Task brief: Scan the listing for the word "JSON" and report every line that contains it.

==========

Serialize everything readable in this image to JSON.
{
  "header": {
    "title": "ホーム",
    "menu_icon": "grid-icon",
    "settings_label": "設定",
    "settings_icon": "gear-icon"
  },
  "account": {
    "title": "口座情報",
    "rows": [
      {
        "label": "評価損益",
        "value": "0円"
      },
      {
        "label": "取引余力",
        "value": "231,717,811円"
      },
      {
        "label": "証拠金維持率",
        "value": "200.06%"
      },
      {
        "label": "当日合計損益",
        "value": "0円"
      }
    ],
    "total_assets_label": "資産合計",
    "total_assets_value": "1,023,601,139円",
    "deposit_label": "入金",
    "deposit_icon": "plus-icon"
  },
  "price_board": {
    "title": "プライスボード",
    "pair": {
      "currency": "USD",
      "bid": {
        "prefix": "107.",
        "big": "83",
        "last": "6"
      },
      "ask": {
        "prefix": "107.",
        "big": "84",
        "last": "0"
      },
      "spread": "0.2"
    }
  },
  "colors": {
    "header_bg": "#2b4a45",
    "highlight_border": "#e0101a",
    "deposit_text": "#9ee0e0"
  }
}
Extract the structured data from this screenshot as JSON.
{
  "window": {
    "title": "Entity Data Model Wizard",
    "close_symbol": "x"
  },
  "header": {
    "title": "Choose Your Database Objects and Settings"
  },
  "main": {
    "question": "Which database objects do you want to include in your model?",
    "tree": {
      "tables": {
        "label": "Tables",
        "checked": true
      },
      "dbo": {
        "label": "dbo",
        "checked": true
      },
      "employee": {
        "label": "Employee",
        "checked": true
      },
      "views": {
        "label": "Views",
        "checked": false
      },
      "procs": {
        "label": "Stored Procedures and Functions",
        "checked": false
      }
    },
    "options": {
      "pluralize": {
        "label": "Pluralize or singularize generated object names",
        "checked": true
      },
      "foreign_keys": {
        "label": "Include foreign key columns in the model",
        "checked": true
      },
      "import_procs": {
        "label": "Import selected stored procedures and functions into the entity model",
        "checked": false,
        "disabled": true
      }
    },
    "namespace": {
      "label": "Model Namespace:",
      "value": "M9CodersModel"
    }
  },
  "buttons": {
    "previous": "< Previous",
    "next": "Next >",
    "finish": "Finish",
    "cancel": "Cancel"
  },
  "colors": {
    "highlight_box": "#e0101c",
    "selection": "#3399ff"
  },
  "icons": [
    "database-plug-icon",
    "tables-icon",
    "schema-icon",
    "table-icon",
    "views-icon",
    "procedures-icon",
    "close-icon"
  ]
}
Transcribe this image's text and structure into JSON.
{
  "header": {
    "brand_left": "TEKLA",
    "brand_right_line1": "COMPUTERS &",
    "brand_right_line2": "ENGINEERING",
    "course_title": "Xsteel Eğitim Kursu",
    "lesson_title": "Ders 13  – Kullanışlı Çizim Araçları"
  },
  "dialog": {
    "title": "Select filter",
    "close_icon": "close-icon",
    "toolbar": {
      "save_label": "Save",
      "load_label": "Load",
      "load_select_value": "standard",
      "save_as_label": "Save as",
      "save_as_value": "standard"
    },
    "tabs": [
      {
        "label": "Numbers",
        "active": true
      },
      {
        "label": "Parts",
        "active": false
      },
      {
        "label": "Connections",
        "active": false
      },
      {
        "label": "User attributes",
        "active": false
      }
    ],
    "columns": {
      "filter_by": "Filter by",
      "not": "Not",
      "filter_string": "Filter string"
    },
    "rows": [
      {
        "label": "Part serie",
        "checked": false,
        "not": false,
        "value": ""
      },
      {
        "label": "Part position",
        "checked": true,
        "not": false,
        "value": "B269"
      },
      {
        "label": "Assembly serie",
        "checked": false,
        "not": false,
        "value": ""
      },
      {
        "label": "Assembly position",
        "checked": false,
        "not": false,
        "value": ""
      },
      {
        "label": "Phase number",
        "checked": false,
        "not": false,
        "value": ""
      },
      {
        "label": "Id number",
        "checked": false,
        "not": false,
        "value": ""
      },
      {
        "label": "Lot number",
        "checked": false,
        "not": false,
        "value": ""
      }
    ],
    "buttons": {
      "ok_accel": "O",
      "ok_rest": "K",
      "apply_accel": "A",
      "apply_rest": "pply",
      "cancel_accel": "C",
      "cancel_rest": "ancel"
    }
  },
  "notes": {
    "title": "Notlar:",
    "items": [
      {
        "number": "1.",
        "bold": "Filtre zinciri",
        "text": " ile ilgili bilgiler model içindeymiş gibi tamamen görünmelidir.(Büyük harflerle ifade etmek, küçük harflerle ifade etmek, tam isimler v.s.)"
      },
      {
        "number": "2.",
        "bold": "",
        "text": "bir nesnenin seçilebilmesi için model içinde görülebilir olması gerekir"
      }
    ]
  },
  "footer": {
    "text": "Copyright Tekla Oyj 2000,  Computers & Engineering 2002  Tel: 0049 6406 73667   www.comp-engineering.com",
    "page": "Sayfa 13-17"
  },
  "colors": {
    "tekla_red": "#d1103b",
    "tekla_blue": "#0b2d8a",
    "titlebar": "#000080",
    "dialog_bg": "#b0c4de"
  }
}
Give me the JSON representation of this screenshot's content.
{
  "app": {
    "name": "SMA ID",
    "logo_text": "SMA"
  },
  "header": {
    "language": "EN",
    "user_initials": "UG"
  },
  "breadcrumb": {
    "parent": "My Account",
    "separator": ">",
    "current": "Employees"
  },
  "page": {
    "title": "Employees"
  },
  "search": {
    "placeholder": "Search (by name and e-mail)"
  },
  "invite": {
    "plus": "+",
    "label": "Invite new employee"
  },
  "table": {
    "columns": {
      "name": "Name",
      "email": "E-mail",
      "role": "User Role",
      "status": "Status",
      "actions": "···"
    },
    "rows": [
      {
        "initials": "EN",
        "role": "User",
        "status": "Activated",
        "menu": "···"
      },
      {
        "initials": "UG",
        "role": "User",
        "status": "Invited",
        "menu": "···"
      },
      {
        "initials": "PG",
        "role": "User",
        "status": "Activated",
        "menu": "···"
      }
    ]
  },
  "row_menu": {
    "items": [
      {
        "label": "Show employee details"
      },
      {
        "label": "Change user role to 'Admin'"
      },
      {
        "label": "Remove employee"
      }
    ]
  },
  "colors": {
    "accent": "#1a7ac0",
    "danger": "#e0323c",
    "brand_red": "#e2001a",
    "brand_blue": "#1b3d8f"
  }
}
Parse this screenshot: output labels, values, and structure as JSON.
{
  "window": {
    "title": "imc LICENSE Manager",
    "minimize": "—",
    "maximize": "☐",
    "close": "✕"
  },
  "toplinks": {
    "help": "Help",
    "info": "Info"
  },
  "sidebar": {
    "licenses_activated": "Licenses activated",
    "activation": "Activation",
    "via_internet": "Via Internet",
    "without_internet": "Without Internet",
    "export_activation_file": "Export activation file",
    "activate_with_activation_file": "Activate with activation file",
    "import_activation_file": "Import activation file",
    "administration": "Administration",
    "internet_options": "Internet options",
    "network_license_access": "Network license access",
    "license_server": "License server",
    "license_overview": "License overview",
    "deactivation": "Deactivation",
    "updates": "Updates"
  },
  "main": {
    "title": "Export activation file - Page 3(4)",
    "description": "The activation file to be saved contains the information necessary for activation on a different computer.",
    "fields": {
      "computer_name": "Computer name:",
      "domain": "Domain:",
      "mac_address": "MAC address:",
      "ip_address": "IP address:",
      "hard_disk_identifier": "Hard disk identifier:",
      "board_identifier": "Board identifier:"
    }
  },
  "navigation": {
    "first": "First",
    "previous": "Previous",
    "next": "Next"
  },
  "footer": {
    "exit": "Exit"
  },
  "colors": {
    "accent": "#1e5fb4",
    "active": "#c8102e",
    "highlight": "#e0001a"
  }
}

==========

Output of the exercise:
Serialize everything readable in this image to JSON.
Extract the structured data from this screenshot as JSON.
Transcribe this image's text and structure into JSON.
Give me the JSON representation of this screenshot's content.
Parse this screenshot: output labels, values, and structure as JSON.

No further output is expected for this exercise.